After his release from Cooper, Gregory also went back to competing in sports car races, setting the overall fastest lap at the 1960 24 Hours of Le Mans. He won the 1961 1000 km Nürburgring, driving alongside Lloyd "Lucky" Casner in a Maserati Tipo 61 for the America Camoradi Racing Team. In the same year, Gregory finished 5th in the 24 Hours of Le Mans in a Porsche RS61 Spyder. 1962 saw Gregory win the Canadian Grand Prix sports car race at Mosport Park in a Lotus 19-Climax. In 1964, Gregory again competed in the 24 Hours of Le Mans, this time in a Ford GT40. He retired from the race in the 5th hour due to gearbox difficulties.
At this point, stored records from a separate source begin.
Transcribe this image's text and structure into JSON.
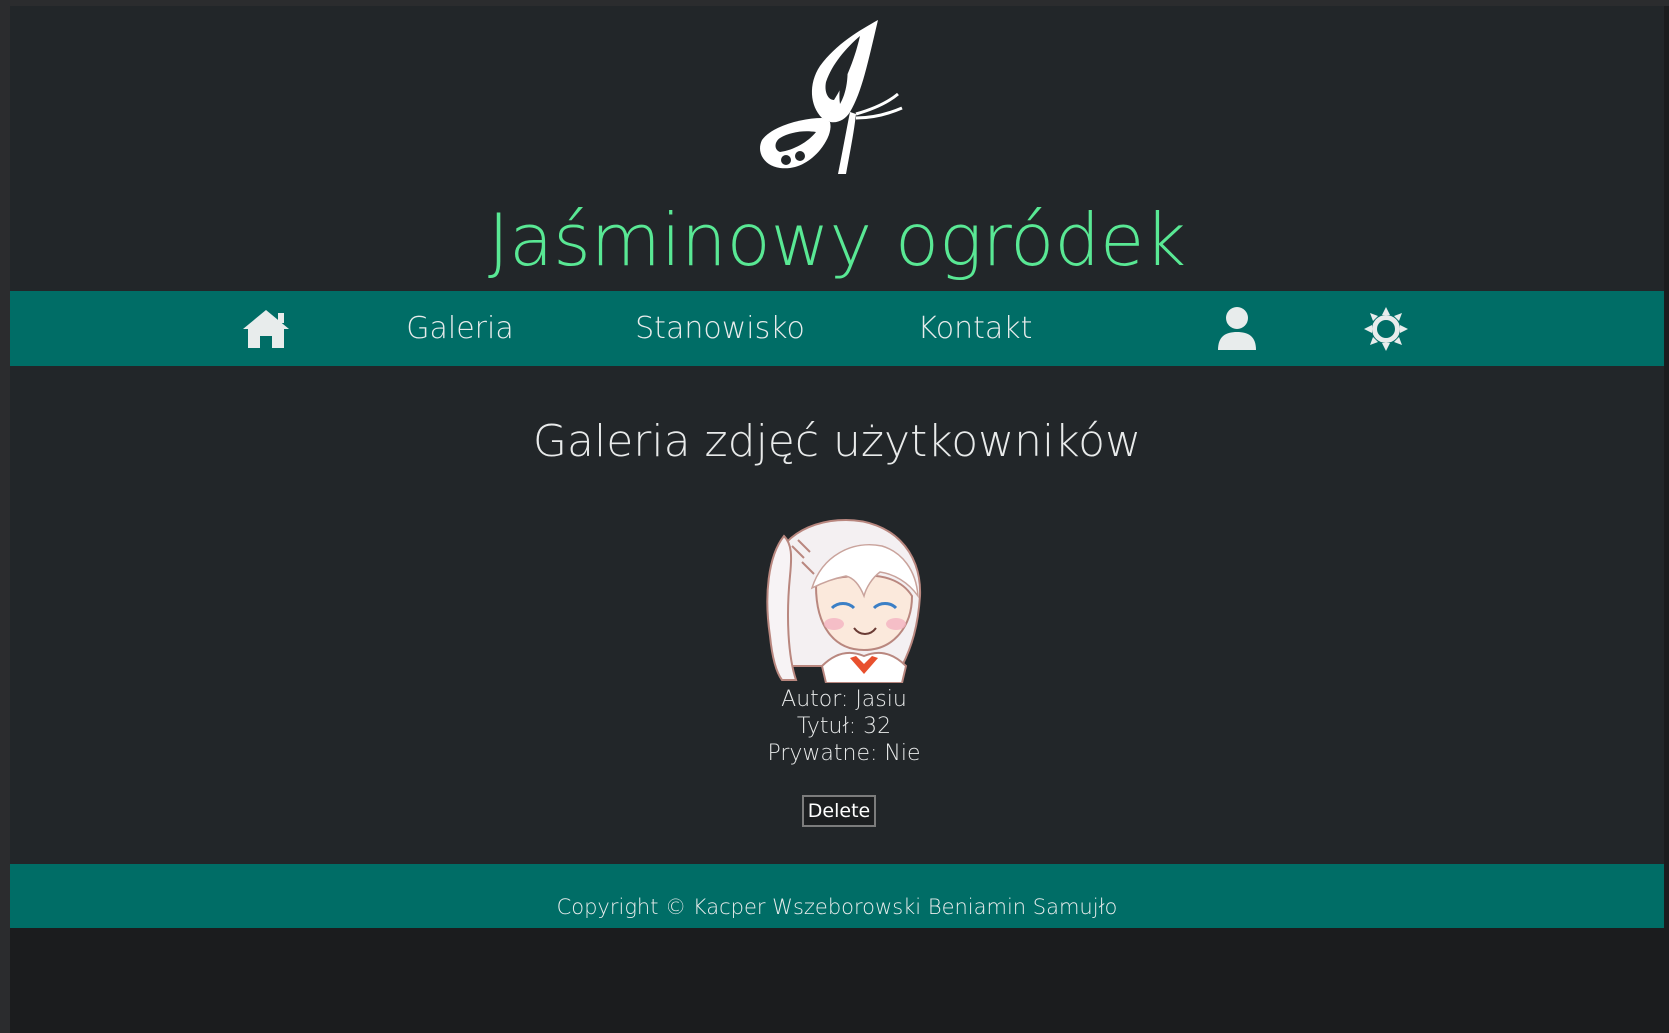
{
  "header": {
    "logo_icon": "butterfly-logo",
    "site_title": "Jaśminowy ogródek"
  },
  "nav": {
    "home_icon": "home-icon",
    "items": [
      {
        "label": "Galeria"
      },
      {
        "label": "Stanowisko"
      },
      {
        "label": "Kontakt"
      }
    ],
    "user_icon": "user-icon",
    "theme_icon": "sun-icon"
  },
  "main": {
    "heading": "Galeria zdjęć użytkowników",
    "photos": [
      {
        "image": "anime-girl-thumbnail",
        "author_line": "Autor: Jasiu",
        "title_line": "Tytuł: 32",
        "private_line": "Prywatne: Nie",
        "delete_label": "Delete"
      }
    ]
  },
  "footer": {
    "copyright": "Copyright © Kacper Wszeborowski Beniamin Samujło"
  },
  "colors": {
    "accent_green": "#59e894",
    "teal_bar": "#006d66",
    "content_bg": "#222629",
    "page_bg": "#1b1c1e"
  }
}
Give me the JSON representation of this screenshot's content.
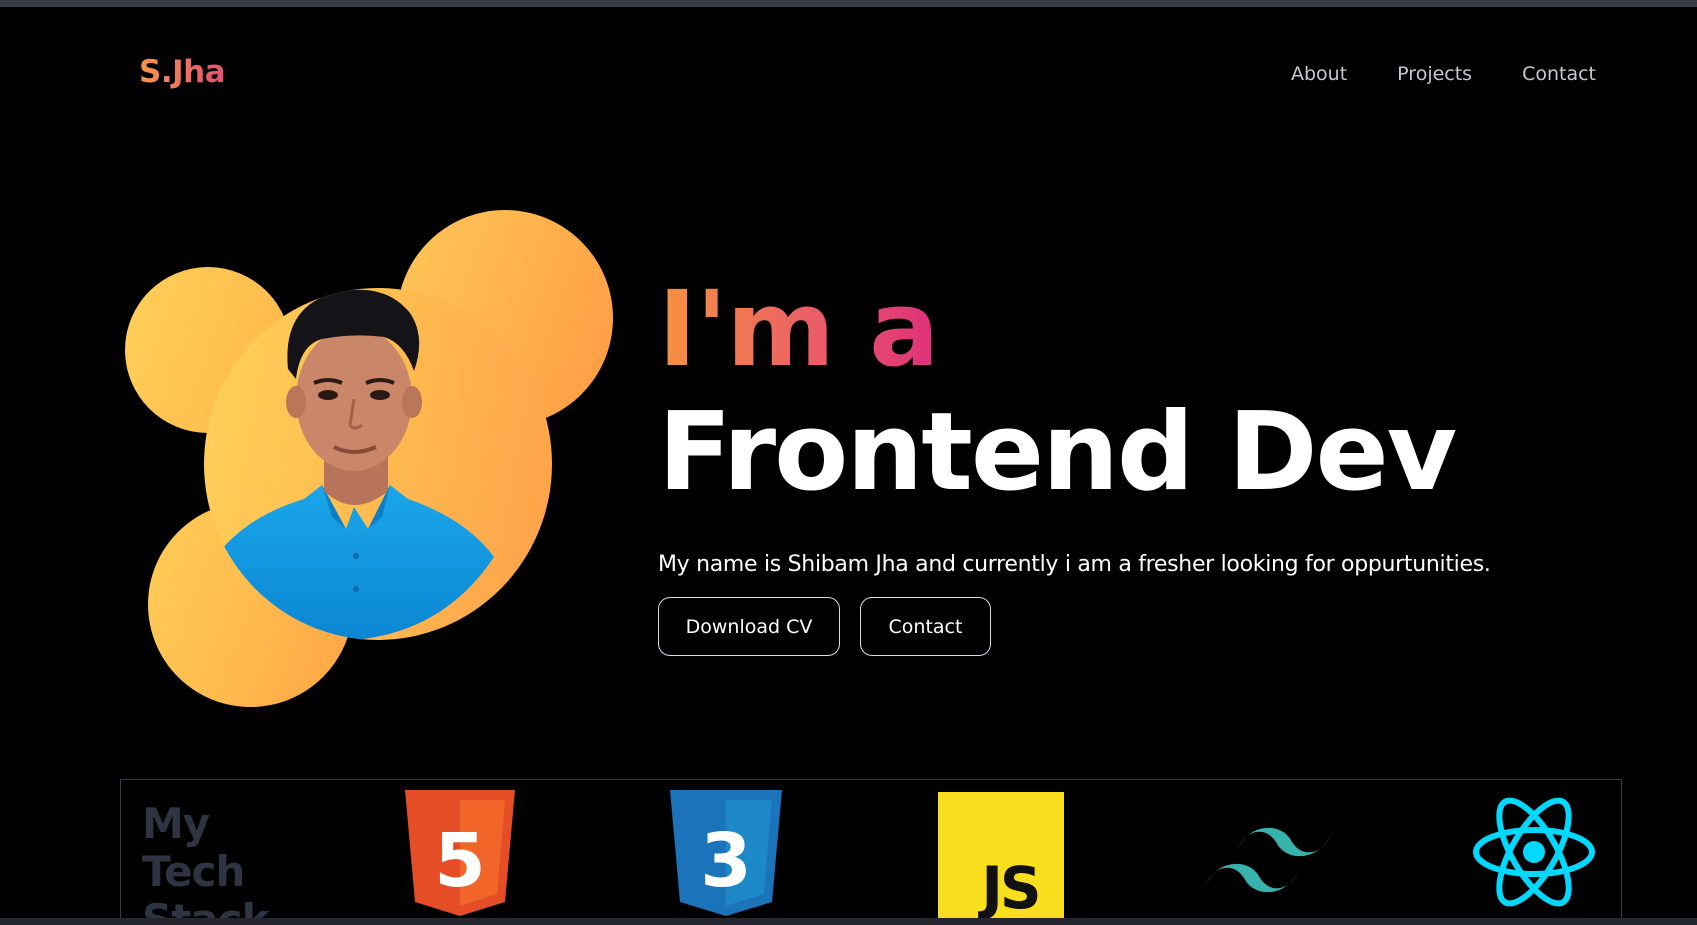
{
  "logo": "S.Jha",
  "nav": {
    "about": "About",
    "projects": "Projects",
    "contact": "Contact"
  },
  "hero": {
    "line1": "I'm a",
    "line2": "Frontend Dev",
    "tagline": "My name is Shibam Jha and currently i am a fresher looking for oppurtunities.",
    "download_cv": "Download CV",
    "contact": "Contact"
  },
  "tech_stack": {
    "title_words": [
      "My",
      "Tech",
      "Stack"
    ],
    "items": [
      {
        "icon": "html5-icon",
        "label": "5",
        "color": "#e44d26"
      },
      {
        "icon": "css3-icon",
        "label": "3",
        "color": "#1b73ba"
      },
      {
        "icon": "javascript-icon",
        "label": "JS",
        "color": "#f7df1e"
      },
      {
        "icon": "tailwind-icon",
        "color": "#38b2ac"
      },
      {
        "icon": "react-icon",
        "color": "#00d8ff"
      }
    ]
  },
  "colors": {
    "background": "#000000",
    "accent_orange": "#f6974a",
    "accent_pink": "#e54f73",
    "blob_yellow": "#ffc04f"
  }
}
The following year, Gregory teamed up with 1970 Formula One World Champion, Austrian Jochen Rindt, and the pair won the race in a North American Racing Team Ferrari 250 LM. 1965 was also the year in which Gregory raced in the Indianapolis 500, starting from the back of the grid and working his way up to 5th before being forced to retire due to an engine problem.

Gregory then began to wind down his motor racing career, continuing to compete in international sports car races with some good results including a second-place finish at the 1966 1000 km race at Monza alongside John Whitmore. Following his good friend Jo Bonnier's death at the 1972 Le Mans race, Gregory stopped racing, and retired to Amsterdam, where he worked as a diamond merchant before operating a glassware business.

On November 8, 1985, Gregory died in his sleep of a heart attack at his winter home in Porto Ercole, Italy. He had four children, Masten Jr., Debbie, Scott and Michael. Gregory was inducted into the Missouri Sports Hall of Fame in 2005, the Kansas City C.A.R.B. (Central Auto Racing Boosters) Hall of Fame in 2007 and the Watkins Glen Walk of Fame in 2012. In August 2013, Gregory was inducted into the Motorsports Hall of Fame of America.

(Photo; By Lothar Spurzem - Originally from de.wikipedia)
Gregory in the cockpit of his BRM - 1965 German Grand Prix.

No comments:

Post a Comment